A verdict has been reached in the Houston trial of former Enron chiefs Kenneth Lay and Jeffrey Skilling.

The Company

— Was once the nation's seventh-largest company

— Considered an innovative new-economy maverick and admired as a top stock performer

The Scandal

— Collapse cost thousands of jobs and billions in losses.

— Enron's crash and scandals sent investors fleeing, prompted stiffened white-collar penalties and upped regulatory scrutiny over publicly traded companies.

The Trial

— Biggest fraud case to emerge from the scandal

— Lasted 16 weeks and featured 54 witnesses for both sides

— Lay and Skilling testified in their own defense

Prosecution

— Says Lay and Skilling felt rules didn't apply to them

— Says they used "half-truths, omissions and outright lies"

— Asked jury of eight women and four men to convict on all counts

Defense

— Contends that most of the eight ex-Enron executives who cut plea deals and testified against them admitted to crimes they didn't commit

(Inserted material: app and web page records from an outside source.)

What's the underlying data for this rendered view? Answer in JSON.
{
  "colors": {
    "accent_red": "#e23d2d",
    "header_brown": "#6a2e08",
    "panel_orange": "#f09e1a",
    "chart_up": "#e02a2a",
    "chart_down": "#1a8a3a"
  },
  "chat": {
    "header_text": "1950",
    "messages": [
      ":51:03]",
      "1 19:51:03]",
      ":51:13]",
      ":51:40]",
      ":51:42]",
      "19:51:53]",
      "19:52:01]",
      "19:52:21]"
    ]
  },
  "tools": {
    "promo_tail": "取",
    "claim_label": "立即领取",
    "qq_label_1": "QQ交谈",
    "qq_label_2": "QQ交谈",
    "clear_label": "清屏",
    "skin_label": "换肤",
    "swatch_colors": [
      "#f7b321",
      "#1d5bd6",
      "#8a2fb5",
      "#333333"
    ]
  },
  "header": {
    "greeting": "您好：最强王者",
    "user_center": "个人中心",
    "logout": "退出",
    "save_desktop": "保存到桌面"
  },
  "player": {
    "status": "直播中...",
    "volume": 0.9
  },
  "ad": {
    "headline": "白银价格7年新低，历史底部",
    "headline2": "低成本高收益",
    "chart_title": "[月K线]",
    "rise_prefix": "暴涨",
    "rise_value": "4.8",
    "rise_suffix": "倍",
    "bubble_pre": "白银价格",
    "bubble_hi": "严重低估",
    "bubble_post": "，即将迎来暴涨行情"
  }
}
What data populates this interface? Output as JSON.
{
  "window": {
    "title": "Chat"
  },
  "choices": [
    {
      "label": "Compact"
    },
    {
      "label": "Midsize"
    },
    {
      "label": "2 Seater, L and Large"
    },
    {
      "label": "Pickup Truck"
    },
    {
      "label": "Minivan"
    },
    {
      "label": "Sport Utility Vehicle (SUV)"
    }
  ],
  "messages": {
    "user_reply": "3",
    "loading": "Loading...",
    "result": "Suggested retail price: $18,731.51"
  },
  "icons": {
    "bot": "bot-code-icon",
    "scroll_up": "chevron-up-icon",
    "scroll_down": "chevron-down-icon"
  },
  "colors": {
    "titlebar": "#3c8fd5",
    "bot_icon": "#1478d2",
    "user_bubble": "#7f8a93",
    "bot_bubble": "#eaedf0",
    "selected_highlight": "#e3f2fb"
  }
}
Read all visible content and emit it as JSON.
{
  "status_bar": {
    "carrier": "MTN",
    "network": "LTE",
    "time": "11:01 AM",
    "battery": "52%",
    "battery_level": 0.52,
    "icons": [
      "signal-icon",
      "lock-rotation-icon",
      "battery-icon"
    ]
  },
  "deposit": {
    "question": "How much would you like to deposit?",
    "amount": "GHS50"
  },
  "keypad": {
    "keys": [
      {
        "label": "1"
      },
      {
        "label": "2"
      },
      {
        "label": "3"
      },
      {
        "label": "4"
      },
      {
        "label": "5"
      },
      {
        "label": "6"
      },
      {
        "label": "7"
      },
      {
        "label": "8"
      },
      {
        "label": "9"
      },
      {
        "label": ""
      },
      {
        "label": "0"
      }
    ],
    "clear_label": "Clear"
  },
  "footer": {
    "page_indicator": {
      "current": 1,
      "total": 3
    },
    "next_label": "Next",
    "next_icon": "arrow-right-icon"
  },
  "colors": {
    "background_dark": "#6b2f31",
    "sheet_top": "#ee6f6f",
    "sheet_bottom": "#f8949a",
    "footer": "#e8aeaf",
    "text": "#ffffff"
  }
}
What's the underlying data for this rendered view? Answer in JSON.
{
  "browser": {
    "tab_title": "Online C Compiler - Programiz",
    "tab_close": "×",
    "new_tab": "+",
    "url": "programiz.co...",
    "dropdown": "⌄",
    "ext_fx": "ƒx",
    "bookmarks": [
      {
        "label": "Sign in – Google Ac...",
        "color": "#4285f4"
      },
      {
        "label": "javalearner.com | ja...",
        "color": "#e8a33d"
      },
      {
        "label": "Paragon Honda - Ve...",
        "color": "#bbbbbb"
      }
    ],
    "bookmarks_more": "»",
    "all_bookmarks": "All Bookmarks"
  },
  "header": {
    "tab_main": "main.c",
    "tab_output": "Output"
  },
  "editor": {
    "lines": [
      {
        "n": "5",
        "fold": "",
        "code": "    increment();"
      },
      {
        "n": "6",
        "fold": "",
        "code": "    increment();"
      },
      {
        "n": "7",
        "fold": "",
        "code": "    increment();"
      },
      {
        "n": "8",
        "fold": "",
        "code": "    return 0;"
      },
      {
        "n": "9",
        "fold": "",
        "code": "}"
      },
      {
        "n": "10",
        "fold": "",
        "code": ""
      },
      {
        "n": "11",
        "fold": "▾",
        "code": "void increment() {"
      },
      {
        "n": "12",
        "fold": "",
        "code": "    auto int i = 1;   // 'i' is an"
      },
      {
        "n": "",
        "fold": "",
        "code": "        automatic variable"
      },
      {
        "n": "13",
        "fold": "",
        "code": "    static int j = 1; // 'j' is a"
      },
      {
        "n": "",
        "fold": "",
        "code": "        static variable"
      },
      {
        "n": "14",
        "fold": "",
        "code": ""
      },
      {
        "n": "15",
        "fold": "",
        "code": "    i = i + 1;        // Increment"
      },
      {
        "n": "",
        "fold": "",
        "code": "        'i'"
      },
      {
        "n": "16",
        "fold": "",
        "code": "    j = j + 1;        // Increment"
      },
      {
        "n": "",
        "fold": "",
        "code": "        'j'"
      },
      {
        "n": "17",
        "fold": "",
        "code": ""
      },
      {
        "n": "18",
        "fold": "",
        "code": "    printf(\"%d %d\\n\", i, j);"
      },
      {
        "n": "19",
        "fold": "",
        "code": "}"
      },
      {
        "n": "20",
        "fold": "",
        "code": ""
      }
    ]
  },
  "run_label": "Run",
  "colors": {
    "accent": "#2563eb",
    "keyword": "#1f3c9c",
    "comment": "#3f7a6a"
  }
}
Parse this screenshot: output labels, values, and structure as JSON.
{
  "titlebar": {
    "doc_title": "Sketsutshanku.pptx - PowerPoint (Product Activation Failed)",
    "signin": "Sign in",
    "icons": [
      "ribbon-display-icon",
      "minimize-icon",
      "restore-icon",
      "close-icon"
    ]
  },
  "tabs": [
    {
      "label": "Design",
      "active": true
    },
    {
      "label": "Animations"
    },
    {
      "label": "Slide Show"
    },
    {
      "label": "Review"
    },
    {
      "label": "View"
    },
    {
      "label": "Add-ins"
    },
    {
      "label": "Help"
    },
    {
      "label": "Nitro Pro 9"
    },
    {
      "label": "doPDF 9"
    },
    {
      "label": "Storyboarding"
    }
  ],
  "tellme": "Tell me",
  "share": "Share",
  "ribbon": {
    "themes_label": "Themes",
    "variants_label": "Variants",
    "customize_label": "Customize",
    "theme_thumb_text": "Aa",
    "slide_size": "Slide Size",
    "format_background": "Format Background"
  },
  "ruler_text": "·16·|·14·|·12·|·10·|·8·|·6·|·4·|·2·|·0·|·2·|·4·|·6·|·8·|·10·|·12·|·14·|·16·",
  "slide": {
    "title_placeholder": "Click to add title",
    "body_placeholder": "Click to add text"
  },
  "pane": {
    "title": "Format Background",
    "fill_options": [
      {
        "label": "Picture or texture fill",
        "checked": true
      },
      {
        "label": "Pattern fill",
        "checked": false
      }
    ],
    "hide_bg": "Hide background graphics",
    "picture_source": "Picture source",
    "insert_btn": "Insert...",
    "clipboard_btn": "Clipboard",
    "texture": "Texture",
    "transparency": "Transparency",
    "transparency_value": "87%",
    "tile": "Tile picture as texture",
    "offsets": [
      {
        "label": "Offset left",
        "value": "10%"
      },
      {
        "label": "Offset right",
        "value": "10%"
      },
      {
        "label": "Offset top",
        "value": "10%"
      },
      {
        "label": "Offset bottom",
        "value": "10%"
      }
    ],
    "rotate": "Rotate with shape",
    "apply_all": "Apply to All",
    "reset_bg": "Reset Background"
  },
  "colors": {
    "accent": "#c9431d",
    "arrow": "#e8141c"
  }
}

— That executives lied about the defendants' culpability in hopes of gaining lenient punishments

The Charges

— Skilling faces 28 counts of fraud, conspiracy, insider trading and lying to auditors.

— Lay faces six counts of fraud and conspiracy stemming mostly from the period after he resumed as CEO upon Skilling's departure in 2001.

— Both pleaded not guilty.

— If convicted, they could face decades in prison and millions of dollars in penalties.